-------- DATA EXTRACTS --------

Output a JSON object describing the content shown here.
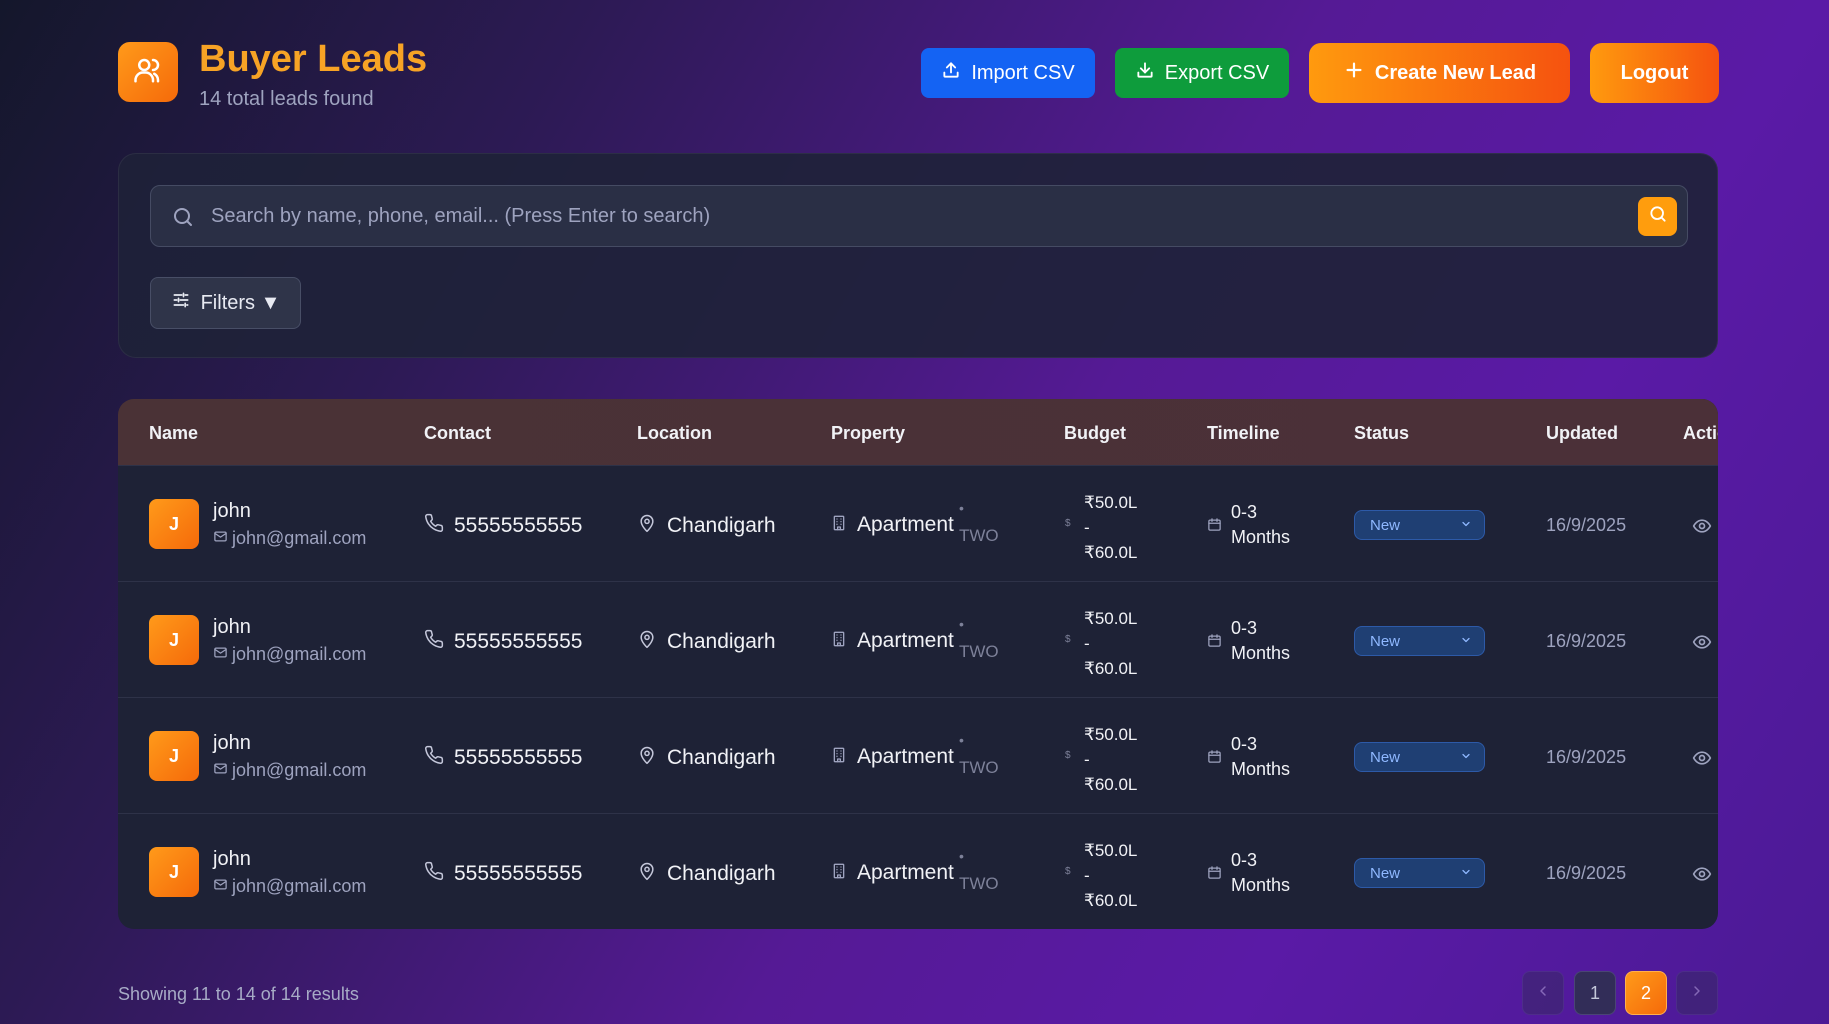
{
  "header": {
    "title": "Buyer Leads",
    "subtitle": "14 total leads found",
    "import_label": "Import CSV",
    "export_label": "Export CSV",
    "create_label": "Create New Lead",
    "logout_label": "Logout"
  },
  "search": {
    "placeholder": "Search by name, phone, email... (Press Enter to search)",
    "value": "",
    "filters_label": "Filters ▼"
  },
  "table": {
    "columns": [
      "Name",
      "Contact",
      "Location",
      "Property",
      "Budget",
      "Timeline",
      "Status",
      "Updated",
      "Actions"
    ],
    "rows": [
      {
        "initial": "J",
        "name": "john",
        "email": "john@gmail.com",
        "phone": "55555555555",
        "city": "Chandigarh",
        "property": "Apartment",
        "dot": "•",
        "bhk": "TWO",
        "currency_icon": "$",
        "budget_min": "₹50.0L",
        "budget_sep": "-",
        "budget_max": "₹60.0L",
        "timeline_1": "0-3",
        "timeline_2": "Months",
        "status": "New",
        "updated": "16/9/2025"
      },
      {
        "initial": "J",
        "name": "john",
        "email": "john@gmail.com",
        "phone": "55555555555",
        "city": "Chandigarh",
        "property": "Apartment",
        "dot": "•",
        "bhk": "TWO",
        "currency_icon": "$",
        "budget_min": "₹50.0L",
        "budget_sep": "-",
        "budget_max": "₹60.0L",
        "timeline_1": "0-3",
        "timeline_2": "Months",
        "status": "New",
        "updated": "16/9/2025"
      },
      {
        "initial": "J",
        "name": "john",
        "email": "john@gmail.com",
        "phone": "55555555555",
        "city": "Chandigarh",
        "property": "Apartment",
        "dot": "•",
        "bhk": "TWO",
        "currency_icon": "$",
        "budget_min": "₹50.0L",
        "budget_sep": "-",
        "budget_max": "₹60.0L",
        "timeline_1": "0-3",
        "timeline_2": "Months",
        "status": "New",
        "updated": "16/9/2025"
      },
      {
        "initial": "J",
        "name": "john",
        "email": "john@gmail.com",
        "phone": "55555555555",
        "city": "Chandigarh",
        "property": "Apartment",
        "dot": "•",
        "bhk": "TWO",
        "currency_icon": "$",
        "budget_min": "₹50.0L",
        "budget_sep": "-",
        "budget_max": "₹60.0L",
        "timeline_1": "0-3",
        "timeline_2": "Months",
        "status": "New",
        "updated": "16/9/2025"
      }
    ]
  },
  "footer": {
    "results_text": "Showing 11 to 14 of 14 results",
    "pages": [
      "1",
      "2"
    ],
    "current_page": "2"
  },
  "colors": {
    "accent": "#ff9a1a",
    "import": "#1463f3",
    "export": "#0e9c3c",
    "status_new": "#8fb8ff"
  },
  "icons": [
    "users-icon",
    "upload-icon",
    "download-icon",
    "plus-icon",
    "search-icon",
    "sliders-icon",
    "phone-icon",
    "map-pin-icon",
    "building-icon",
    "dollar-icon",
    "calendar-icon",
    "chevron-down-icon",
    "eye-icon",
    "chevron-left-icon",
    "chevron-right-icon",
    "mail-icon"
  ]
}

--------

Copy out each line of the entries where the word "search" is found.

## RESPONSE BELOW:
  "search": {
    "placeholder": "Search by name, phone, email... (Press Enter to search)",
    "search-icon",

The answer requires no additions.